Heather, like so many women with this terrible disease, was exposed by second-hand exposure to asbestos.  When she was just a little girl, and her father would come home from work, Heather would put on his jacket that was covered in white dust.  Little did she know that those fibers were already beginning to change her life forever.

Mesothelioma Awareness Day Fact Sheet - Thoughts in Progress

You can read about more Heather’s journey HERE.

 Mesothelioma is a disease with a latency period up to about 50 years.  This means that those who have been diagnosed are often already in the late stages of the cancer, and have had the disease for many years.  The three types of mesothelioma are pleural mesothelioma are pleural mesothelioma (being the most common), peritoneal, and pericardial.

About 3,000 people in the United States recieve a mesotheliona diagnosis each year.  There are 60 countries around the world where the use of asbestos is banned, but the US and Canada continue to use the deadly product.  Asbestos itself, in it's standing state, is not dangerous.  However, once it becomes disturbed, or compromised, it takes on its' deadly attributes.

Please help spread the word about Mesothelioma Awareness Day!

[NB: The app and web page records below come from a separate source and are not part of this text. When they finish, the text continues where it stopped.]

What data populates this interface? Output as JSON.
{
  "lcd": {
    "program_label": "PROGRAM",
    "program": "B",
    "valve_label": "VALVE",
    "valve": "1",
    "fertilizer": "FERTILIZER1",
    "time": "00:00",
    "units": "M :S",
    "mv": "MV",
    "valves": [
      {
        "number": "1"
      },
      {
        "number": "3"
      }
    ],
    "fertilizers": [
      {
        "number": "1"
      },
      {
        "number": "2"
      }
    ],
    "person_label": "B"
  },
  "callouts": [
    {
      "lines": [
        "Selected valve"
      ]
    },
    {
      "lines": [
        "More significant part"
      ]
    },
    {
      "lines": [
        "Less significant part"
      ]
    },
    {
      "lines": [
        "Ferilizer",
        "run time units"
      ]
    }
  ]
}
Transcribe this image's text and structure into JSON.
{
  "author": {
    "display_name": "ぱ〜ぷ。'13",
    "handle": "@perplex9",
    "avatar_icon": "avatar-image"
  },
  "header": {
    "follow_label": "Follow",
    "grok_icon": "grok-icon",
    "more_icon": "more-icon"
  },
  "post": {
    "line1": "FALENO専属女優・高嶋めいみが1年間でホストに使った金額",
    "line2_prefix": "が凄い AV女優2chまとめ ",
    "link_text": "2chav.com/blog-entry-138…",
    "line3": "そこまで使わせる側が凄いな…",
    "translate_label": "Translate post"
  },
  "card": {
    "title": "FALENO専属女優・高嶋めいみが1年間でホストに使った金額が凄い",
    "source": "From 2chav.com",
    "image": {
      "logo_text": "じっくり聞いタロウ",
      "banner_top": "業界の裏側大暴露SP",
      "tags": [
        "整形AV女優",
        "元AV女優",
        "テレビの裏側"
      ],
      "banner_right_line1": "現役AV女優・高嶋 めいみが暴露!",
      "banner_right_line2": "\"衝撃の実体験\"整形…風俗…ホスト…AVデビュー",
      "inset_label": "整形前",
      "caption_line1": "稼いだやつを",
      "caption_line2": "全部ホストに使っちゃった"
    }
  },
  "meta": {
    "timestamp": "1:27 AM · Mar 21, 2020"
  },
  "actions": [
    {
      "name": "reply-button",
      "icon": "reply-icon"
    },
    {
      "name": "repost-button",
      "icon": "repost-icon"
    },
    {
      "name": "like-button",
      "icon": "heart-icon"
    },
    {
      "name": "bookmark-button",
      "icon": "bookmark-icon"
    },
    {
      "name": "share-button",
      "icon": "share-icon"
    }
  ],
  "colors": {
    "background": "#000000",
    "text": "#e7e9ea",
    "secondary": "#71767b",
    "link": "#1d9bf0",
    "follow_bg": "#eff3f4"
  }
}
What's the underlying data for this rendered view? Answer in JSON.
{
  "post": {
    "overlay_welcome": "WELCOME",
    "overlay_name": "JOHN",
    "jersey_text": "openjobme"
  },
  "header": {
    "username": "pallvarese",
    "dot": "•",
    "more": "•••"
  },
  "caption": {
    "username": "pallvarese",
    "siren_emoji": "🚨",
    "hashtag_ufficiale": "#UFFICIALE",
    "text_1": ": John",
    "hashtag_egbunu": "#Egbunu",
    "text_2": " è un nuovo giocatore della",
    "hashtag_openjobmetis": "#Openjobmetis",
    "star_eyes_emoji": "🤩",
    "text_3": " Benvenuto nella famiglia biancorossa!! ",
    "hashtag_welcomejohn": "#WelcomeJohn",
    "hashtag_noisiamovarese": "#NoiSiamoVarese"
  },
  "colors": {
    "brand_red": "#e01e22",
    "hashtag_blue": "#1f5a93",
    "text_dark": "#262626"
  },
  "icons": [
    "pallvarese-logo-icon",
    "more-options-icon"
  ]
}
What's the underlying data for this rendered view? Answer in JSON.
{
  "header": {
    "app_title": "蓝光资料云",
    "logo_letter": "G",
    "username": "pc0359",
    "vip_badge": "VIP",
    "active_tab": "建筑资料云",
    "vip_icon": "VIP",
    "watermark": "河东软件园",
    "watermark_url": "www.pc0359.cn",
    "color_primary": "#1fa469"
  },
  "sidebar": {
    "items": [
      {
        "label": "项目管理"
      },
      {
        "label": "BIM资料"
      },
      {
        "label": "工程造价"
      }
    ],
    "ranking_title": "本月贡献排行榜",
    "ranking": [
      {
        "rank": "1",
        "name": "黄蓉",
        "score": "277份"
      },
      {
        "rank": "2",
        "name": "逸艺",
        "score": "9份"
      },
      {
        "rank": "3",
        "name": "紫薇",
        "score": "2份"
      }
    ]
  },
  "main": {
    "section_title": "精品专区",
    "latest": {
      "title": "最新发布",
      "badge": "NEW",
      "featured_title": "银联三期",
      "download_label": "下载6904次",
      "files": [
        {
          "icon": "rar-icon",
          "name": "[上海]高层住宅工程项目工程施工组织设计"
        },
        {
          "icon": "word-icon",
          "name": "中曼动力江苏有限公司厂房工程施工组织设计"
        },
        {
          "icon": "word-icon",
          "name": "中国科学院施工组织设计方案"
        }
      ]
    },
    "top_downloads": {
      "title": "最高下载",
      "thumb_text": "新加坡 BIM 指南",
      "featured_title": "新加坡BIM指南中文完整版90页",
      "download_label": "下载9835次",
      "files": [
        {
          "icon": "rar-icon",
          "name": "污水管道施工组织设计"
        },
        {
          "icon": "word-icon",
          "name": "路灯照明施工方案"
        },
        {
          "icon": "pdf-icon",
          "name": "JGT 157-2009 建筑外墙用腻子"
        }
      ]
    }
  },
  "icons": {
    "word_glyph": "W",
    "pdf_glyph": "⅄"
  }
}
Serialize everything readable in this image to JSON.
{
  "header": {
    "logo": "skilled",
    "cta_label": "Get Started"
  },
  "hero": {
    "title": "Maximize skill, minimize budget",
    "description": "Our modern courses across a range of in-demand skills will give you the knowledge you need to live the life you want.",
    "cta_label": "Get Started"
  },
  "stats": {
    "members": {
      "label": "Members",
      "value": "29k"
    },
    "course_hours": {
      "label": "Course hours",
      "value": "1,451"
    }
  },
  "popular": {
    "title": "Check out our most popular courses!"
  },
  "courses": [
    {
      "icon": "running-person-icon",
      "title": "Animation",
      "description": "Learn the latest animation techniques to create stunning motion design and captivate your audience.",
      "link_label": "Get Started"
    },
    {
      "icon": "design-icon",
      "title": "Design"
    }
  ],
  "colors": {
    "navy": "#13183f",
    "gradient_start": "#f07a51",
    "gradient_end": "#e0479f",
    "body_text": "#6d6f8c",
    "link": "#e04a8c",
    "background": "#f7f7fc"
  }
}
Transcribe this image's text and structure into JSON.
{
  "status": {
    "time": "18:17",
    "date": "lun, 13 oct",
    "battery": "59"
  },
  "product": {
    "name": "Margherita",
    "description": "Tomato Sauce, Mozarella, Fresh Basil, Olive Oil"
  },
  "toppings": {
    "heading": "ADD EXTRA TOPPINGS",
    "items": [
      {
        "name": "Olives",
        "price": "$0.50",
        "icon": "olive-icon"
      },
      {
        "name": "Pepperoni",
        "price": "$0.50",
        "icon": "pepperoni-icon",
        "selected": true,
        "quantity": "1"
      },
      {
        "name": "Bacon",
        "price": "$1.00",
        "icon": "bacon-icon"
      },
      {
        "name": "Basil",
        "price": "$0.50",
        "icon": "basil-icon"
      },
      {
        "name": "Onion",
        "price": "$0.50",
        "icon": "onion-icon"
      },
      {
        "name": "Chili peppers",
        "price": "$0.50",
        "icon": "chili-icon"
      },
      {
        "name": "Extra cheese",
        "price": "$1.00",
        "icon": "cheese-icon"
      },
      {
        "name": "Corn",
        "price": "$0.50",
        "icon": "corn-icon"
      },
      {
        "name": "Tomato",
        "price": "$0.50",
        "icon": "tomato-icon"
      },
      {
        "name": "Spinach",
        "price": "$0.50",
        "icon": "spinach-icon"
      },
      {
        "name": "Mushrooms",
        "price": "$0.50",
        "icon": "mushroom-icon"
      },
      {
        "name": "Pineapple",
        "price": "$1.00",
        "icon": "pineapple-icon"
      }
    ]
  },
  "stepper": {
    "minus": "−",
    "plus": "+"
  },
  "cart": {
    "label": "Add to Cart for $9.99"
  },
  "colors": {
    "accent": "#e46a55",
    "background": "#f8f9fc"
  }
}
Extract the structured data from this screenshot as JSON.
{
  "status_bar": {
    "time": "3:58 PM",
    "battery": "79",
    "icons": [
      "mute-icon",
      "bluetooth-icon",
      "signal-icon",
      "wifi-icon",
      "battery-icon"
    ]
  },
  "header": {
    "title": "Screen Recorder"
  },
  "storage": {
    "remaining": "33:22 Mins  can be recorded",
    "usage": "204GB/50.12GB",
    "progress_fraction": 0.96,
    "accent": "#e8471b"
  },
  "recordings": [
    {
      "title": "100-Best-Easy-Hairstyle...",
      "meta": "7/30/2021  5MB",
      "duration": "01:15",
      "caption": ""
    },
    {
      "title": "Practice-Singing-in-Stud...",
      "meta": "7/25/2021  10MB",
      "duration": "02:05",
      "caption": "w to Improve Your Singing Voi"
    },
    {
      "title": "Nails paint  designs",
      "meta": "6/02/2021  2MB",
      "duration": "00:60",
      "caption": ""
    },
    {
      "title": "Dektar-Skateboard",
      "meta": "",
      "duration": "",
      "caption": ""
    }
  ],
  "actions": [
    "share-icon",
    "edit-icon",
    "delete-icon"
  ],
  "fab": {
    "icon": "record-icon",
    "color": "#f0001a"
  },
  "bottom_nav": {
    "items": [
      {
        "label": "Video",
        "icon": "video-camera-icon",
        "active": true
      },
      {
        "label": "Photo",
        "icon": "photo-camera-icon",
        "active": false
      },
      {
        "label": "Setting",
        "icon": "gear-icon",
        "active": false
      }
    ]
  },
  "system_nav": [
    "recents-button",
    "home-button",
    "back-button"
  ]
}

  1. I featured Heather on my blog last year. It was particularly pertinent because my youngest brother and his wife will have to leave their home (next month yay) because of loose fill asbestos contamination.
    I hope Heather continues to not only survive but thrive. And I love that she is reaching out to others.

  2. Thanks for this important share. I had never heard of this disease. I wish Heather all the best, and it's wonderful that she continues to raise awareness and that you are doing the same.

  3. I read about Heather last year, and how she beat the odds and celebrates every year. I didn't know the details of her cancer though. Wow, is asbestos is some nasty stuff.

  4. Thanks for sharing this, Mason. Wishing Heather all the best as she moves on with her life. I hope, too, that someday, this is something that will be a distant memory.

  5. Thanks for shining a light on this. Thank goodness Heather survived and is sharing her story so others can perhaps be helped.

  6. Hi Mason - I'm joining in this year on Saturday ... but you've put in some facts I didn't know. I have to say Heather is a shining beacon for others who are ill and can be cured, or live longer ...

    It's wonderful and I'm sure this blogging fraternity will take note .. cheers Hilary

  7. Wow. This is important stuff. Second hand exposure to many things can cause us harm. We need to think about that. Prayers are lifted that Heather continues to beat this disease.

  8. What a touching story. Heather is truly an inspiration.

  9. This is an amazing story--tragic, yet uplifting in how she and her family are coping. So glad you hosted her today.


I'd love to hear your thoughts on today's post. Thanks for dropping by.